# 19.1: Introduction to Cycloids

- Page ID
- 7051

Let us set up a coordinate system \(Oxy\), and a horizontal straight line \(y = 2a\). We imagine a circle of diameter \(2a\) between the \(x\)-axis and the line \(y = 2a\), and initially the lowest point on the circle, P, coincides with the origin of coordinates O. We now allow the circle to roll counterclockwise without slipping on the line \(y = 2a\), so that the centre of the circle moves to the right. As the circle rolls on the line, the point P describes a curve, which is known as a* cycloid*.

When the circle has rolled through an angle \(2\theta \), the centre of the circle has moved to the right by a horizontal distance \(2a \theta \), while the horizontal distance of the point P from the centre of the circle is \( a \sin 2 \theta \) and the vertical distance of the point \(P\) below the centre of the circle is \( a \cos 2 \theta \). Thus the coordinates of the point \(P\) are

\[ x = a(2 \theta + \sin 2 \theta) \label{19.1.1} \tag{19.1.1}\]

and

\[ y = a (1 - \cos 2 \theta ). \label{19.1.2}\tag{19.1.2}\]

Equations \(\ref{19.1.1}\) and \(\ref{19.1.2}\) are the parametric equations of the cycloid. Using a simple trigonometric identity, Equation \(\ref{19.1.2}\) can also be written

\[ y = 2a \sin^2 \theta . \label{19.1.3}\tag{19.1.3}\]

Example \(\PageIndex{1}\)

When the \(x\)-coordinate of P is 2.500\(a\), what (to four significant figures) is its \(y\)-coordinate?

**Solution**
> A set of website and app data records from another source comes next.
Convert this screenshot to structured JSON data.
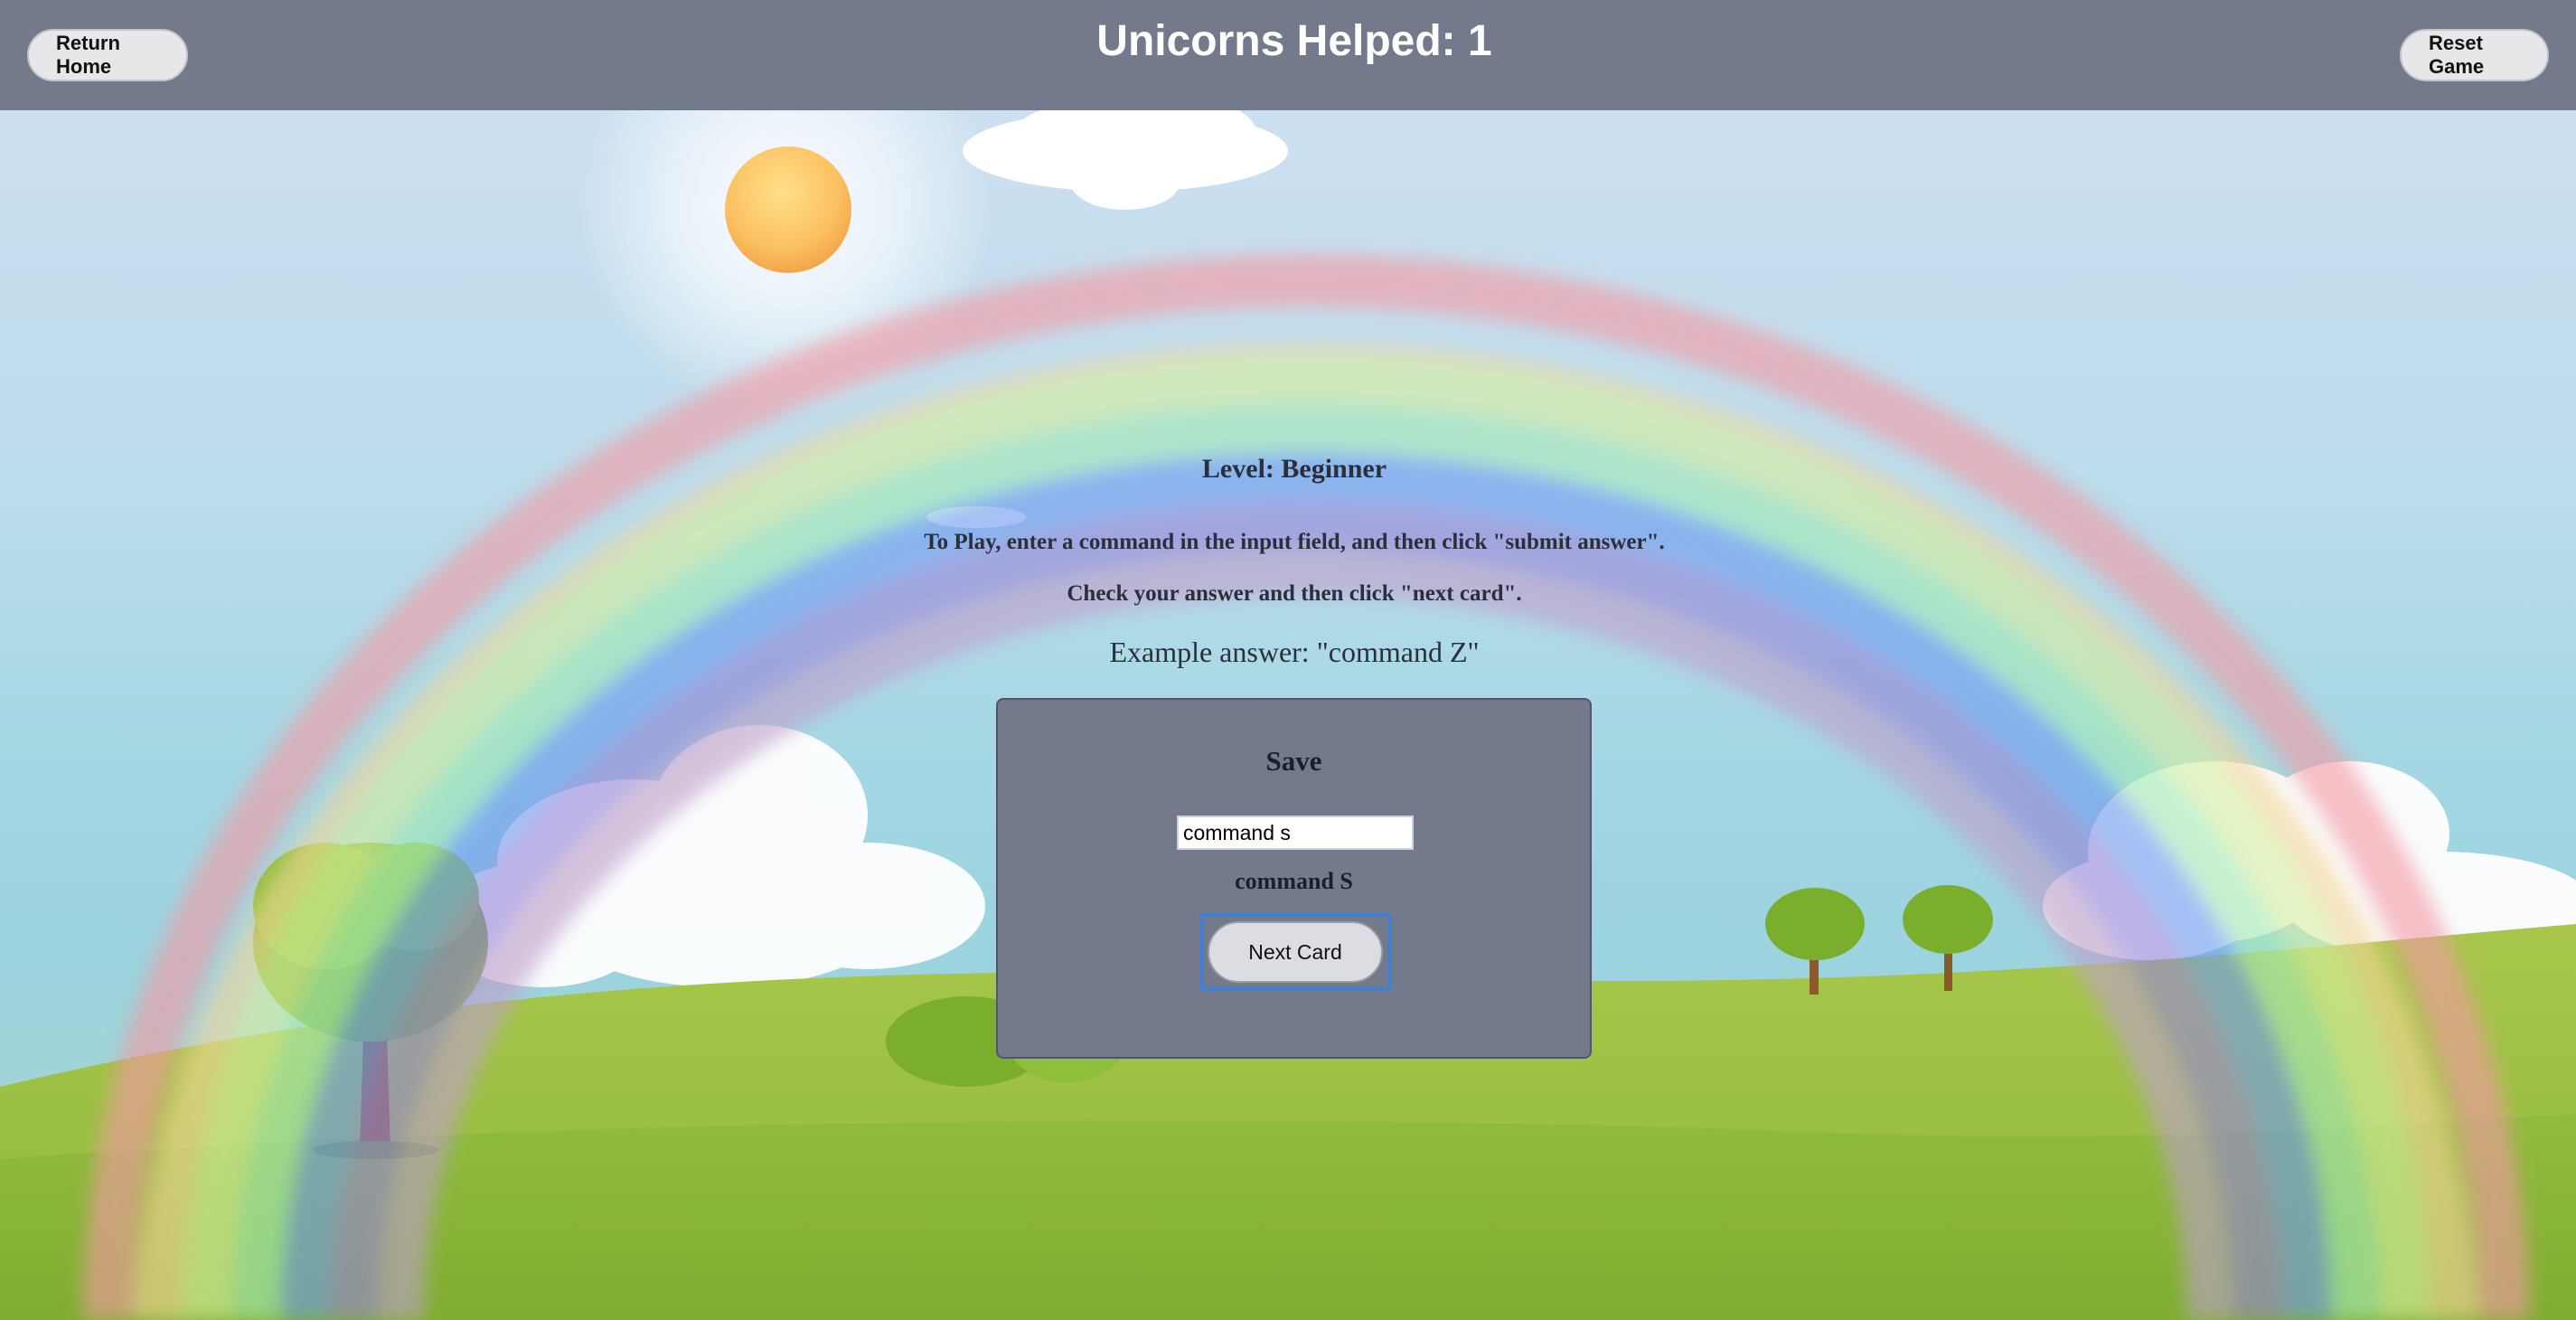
{
  "header": {
    "return_home_label": "Return Home",
    "counter_text": "Unicorns Helped: 1",
    "reset_label": "Reset Game"
  },
  "instructions": {
    "level": "Level: Beginner",
    "line1": "To Play, enter a command in the input field, and then click \"submit answer\".",
    "line2": "Check your answer and then click \"next card\".",
    "example": "Example answer: \"command Z\""
  },
  "card": {
    "title": "Save",
    "input_value": "command s",
    "answer": "command S",
    "next_label": "Next Card"
  },
  "colors": {
    "topbar": "#727a8c",
    "card": "#727a8c",
    "focus_ring": "#3f7fd6"
  }
}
We have to find \(2 \theta \) by solution of \( 2 \theta +\sin 2 \theta \). By Newton-Raphson iteration or otherwise, we find \(2 \theta \) = 0.931 599 201 radians, and hence y = 0.9316\(a\).